▶ Problem
Your answer should be the full listing, copied word for word.

*** Block opens ***

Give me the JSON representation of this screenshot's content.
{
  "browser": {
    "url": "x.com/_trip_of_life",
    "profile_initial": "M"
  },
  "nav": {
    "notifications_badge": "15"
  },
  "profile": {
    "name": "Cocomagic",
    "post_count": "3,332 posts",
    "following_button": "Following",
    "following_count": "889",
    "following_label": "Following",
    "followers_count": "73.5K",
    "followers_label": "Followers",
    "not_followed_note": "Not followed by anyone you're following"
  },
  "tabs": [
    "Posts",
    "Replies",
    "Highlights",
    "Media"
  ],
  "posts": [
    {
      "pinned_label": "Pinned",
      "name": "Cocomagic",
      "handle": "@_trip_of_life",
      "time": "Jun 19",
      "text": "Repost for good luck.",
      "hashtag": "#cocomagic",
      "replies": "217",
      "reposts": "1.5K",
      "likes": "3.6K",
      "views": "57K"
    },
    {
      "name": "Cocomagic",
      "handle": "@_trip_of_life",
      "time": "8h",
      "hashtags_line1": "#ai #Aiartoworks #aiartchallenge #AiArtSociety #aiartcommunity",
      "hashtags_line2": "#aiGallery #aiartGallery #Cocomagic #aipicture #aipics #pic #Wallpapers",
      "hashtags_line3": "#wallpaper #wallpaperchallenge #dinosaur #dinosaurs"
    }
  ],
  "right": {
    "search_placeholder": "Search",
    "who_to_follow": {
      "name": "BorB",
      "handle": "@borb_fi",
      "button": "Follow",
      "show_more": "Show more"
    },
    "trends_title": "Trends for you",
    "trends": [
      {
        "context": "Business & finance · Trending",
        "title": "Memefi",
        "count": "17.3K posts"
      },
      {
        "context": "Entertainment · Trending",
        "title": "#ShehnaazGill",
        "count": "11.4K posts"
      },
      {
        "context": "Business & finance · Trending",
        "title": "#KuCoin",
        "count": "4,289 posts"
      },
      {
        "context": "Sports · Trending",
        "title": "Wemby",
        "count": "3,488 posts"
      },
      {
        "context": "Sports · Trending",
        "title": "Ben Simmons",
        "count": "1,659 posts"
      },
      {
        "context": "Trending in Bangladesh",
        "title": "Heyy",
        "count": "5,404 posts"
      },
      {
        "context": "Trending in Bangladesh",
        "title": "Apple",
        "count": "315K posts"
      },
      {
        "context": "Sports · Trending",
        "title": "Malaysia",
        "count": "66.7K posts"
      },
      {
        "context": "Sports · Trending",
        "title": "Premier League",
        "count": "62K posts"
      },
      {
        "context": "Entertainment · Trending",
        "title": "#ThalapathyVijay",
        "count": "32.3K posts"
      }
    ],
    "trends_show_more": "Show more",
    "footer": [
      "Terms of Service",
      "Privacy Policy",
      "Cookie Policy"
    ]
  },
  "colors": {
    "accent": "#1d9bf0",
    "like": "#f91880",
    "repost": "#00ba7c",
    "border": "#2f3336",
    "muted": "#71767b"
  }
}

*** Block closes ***

▶ Your solution
Give me the JSON representation of this screenshot's content.
{
  "browser": {
    "url": "x.com/_trip_of_life",
    "profile_initial": "M"
  },
  "nav": {
    "notifications_badge": "15"
  },
  "profile": {
    "name": "Cocomagic",
    "post_count": "3,332 posts",
    "following_button": "Following",
    "following_count": "889",
    "following_label": "Following",
    "followers_count": "73.5K",
    "followers_label": "Followers",
    "not_followed_note": "Not followed by anyone you're following"
  },
  "tabs": [
    "Posts",
    "Replies",
    "Highlights",
    "Media"
  ],
  "posts": [
    {
      "pinned_label": "Pinned",
      "name": "Cocomagic",
      "handle": "@_trip_of_life",
      "time": "Jun 19",
      "text": "Repost for good luck.",
      "hashtag": "#cocomagic",
      "replies": "217",
      "reposts": "1.5K",
      "likes": "3.6K",
      "views": "57K"
    },
    {
      "name": "Cocomagic",
      "handle": "@_trip_of_life",
      "time": "8h",
      "hashtags_line1": "#ai #Aiartoworks #aiartchallenge #AiArtSociety #aiartcommunity",
      "hashtags_line2": "#aiGallery #aiartGallery #Cocomagic #aipicture #aipics #pic #Wallpapers",
      "hashtags_line3": "#wallpaper #wallpaperchallenge #dinosaur #dinosaurs"
    }
  ],
  "right": {
    "search_placeholder": "Search",
    "who_to_follow": {
      "name": "BorB",
      "handle": "@borb_fi",
      "button": "Follow",
      "show_more": "Show more"
    },
    "trends_title": "Trends for you",
    "trends": [
      {
        "context": "Business & finance · Trending",
        "title": "Memefi",
        "count": "17.3K posts"
      },
      {
        "context": "Entertainment · Trending",
        "title": "#ShehnaazGill",
        "count": "11.4K posts"
      },
      {
        "context": "Business & finance · Trending",
        "title": "#KuCoin",
        "count": "4,289 posts"
      },
      {
        "context": "Sports · Trending",
        "title": "Wemby",
        "count": "3,488 posts"
      },
      {
        "context": "Sports · Trending",
        "title": "Ben Simmons",
        "count": "1,659 posts"
      },
      {
        "context": "Trending in Bangladesh",
        "title": "Heyy",
        "count": "5,404 posts"
      },
      {
        "context": "Trending in Bangladesh",
        "title": "Apple",
        "count": "315K posts"
      },
      {
        "context": "Sports · Trending",
        "title": "Malaysia",
        "count": "66.7K posts"
      },
      {
        "context": "Sports · Trending",
        "title": "Premier League",
        "count": "62K posts"
      },
      {
        "context": "Entertainment · Trending",
        "title": "#ThalapathyVijay",
        "count": "32.3K posts"
      }
    ],
    "trends_show_more": "Show more",
    "footer": [
      "Terms of Service",
      "Privacy Policy",
      "Cookie Policy"
    ]
  },
  "colors": {
    "accent": "#1d9bf0",
    "like": "#f91880",
    "repost": "#00ba7c",
    "border": "#2f3336",
    "muted": "#71767b"
  }
}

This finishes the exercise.